• **ASSIGNED TASK**
The whole listing must be printed again without any alteration.

• **EXTRACTED ENTRIES**
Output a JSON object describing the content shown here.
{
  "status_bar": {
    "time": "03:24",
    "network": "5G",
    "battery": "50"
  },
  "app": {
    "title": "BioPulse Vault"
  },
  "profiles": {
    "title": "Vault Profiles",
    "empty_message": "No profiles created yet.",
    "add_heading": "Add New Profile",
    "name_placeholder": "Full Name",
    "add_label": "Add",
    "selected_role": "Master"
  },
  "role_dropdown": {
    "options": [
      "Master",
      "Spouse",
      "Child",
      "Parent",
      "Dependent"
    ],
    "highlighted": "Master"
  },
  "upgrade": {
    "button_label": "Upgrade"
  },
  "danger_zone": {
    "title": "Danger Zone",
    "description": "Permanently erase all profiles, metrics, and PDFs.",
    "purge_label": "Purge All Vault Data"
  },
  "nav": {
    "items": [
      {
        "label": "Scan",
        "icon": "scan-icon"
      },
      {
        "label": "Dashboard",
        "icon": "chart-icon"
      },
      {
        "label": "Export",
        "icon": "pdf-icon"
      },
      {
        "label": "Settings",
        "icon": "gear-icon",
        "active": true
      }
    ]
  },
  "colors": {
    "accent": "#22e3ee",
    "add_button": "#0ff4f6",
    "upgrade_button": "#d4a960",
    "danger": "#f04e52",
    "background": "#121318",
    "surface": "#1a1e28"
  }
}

• **REPLY**
Output a JSON object describing the content shown here.
{
  "status_bar": {
    "time": "03:24",
    "network": "5G",
    "battery": "50"
  },
  "app": {
    "title": "BioPulse Vault"
  },
  "profiles": {
    "title": "Vault Profiles",
    "empty_message": "No profiles created yet.",
    "add_heading": "Add New Profile",
    "name_placeholder": "Full Name",
    "add_label": "Add",
    "selected_role": "Master"
  },
  "role_dropdown": {
    "options": [
      "Master",
      "Spouse",
      "Child",
      "Parent",
      "Dependent"
    ],
    "highlighted": "Master"
  },
  "upgrade": {
    "button_label": "Upgrade"
  },
  "danger_zone": {
    "title": "Danger Zone",
    "description": "Permanently erase all profiles, metrics, and PDFs.",
    "purge_label": "Purge All Vault Data"
  },
  "nav": {
    "items": [
      {
        "label": "Scan",
        "icon": "scan-icon"
      },
      {
        "label": "Dashboard",
        "icon": "chart-icon"
      },
      {
        "label": "Export",
        "icon": "pdf-icon"
      },
      {
        "label": "Settings",
        "icon": "gear-icon",
        "active": true
      }
    ]
  },
  "colors": {
    "accent": "#22e3ee",
    "add_button": "#0ff4f6",
    "upgrade_button": "#d4a960",
    "danger": "#f04e52",
    "background": "#121318",
    "surface": "#1a1e28"
  }
}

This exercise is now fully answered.